It’s that time of year, the time we pack our suitcases and venture out onto the road, into the air or onto the seas for the hallowed family vacation.
We go to see our people, to come face to face with our history, the places that shaped our parents, grandparents and sometimes those before them. We go to better understand our country, or another part of the world. We go seeking adventure, facing fears, trying our hands at something new.
Most of all, though, when we travel with family, we go to strengthen the ties that bind.
Before setting out this year, put a copy of Curtis Gillespie’s Almost There: The Family Vacation, Then and Now in your glove compartment or your carry-on. Better yet, give it a read well before you plan your next family trip. You’ll find yourself laughing aloud (as I did, sitting alone at Pearson International Airport, waiting for a flight) at the sometimes gross hilarity that ensued on his family trips. But you’ll also find yourself thinking about his messages and what they say about you as a parent, and what you hope to get from your family holidays.
Do you know, for example, what kind of traveller you are? A tourist, an anti-tourist, or a post-tourist? Gillespie reaches to French philosopher Jean Baudrillard and the idea that in our state of “hyper-reality,” humans start to use, then actually prefer, representations of reality rather than reality itself, that because our lives are so overwhelming “our experiences can’t help but devolve into mere encounters with simulations of reality … encounters that we end up preferring to reality.”
He’s on to something there. How else do you explain Vegas, choreographed themed experiences, dude ranches and Labadee, Royal Caribbean’s “island”? The tourist doesn’t think to pose this question, the anti-tourist seeks authentic experiences, and the post-tourist has simply given up and is willing to play along with the game.
Which do you want for your family? What kind of memories do you want to create?
This creation of memories is an essential part of why we vacation as a family and, Gillespie writes, these vacations become a “significant aspect of how we create and define our families and ourselves.”
(Who hasn’t had a “eureka” moment of understanding while on holiday, or when distilling and recalling highlights and lowlights of a trip? It wasn’t until a family vacation to the Annapolis Valley in Nova Scotia, surrounded by dozens of in-laws, that I truly met the man I had married.)
And as we grow as individuals, our family vacations should evolve and change with us. If they don’t, Gillespie suggests, it may be an indicator that the family dynamic is in trouble.
Can a holiday fix that? Gillespie doesn’t think so, and he’s critical of marketing promises that guilt us into believing each successive vacation should be better, more emotionally and/or symbolically significant than the last in the limited family time we have. A truly good vacation, he writes in his trademark humorous style, isn’t one that creates a “‘happy family’ (good luck with that), but a connected family.” A vacation is a tool needed to make and maintain those connections. A happy vacation, he writes, won’t a happy family make.

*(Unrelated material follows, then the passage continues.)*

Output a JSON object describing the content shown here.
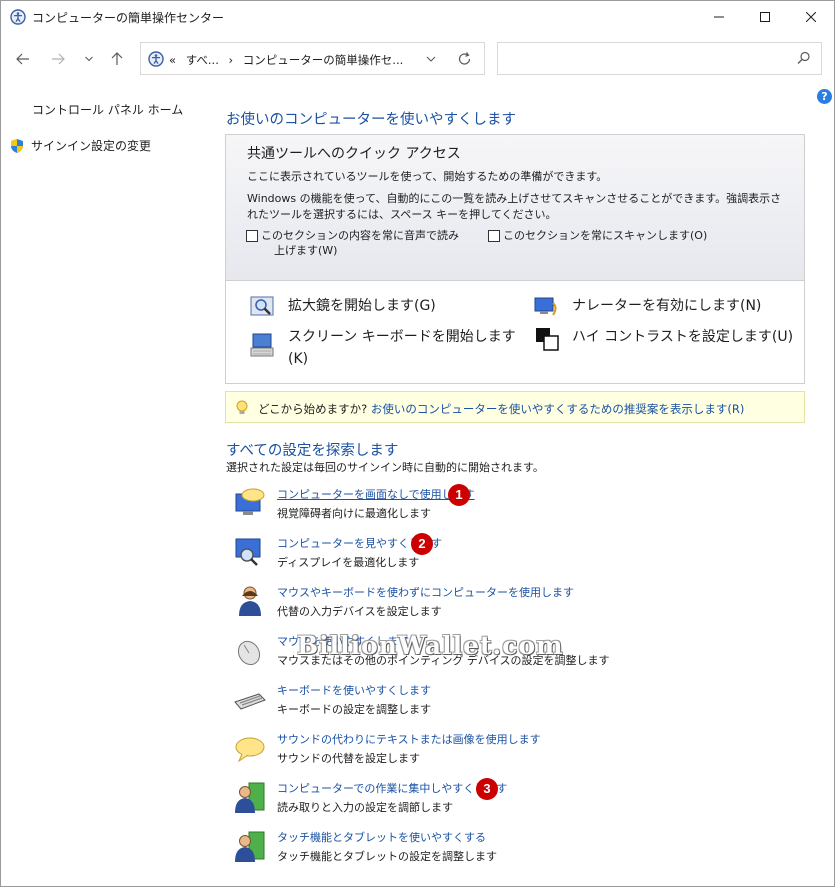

It’s all about connections, memories, a foundation for future understanding and relationship-building. And don’t fool yourself into thinking it’s enough to simply disconnect. A staycation won’t cut it, as clarity “often emerges only with distance.”
Too true, Mr. Gillespie.
Almost There is both a trip down memory lane, for the author and the reader, and a thoughtful examination of the values inherent in a family vacation. The reader can be forgiven for occasionally wondering who this book is intended for, littered as it is with facts and figures that sometimes seem more relevant to marketing firms and other industry types. But the questions posed, and the laugh-out-loud reminiscences about his chaotic family, more than outweigh the minor irritations.
So give it a read, dig out the atlas, book a family meeting and start planning.
Sarah MacWhirter is The Globe and Mail’s Travel editor.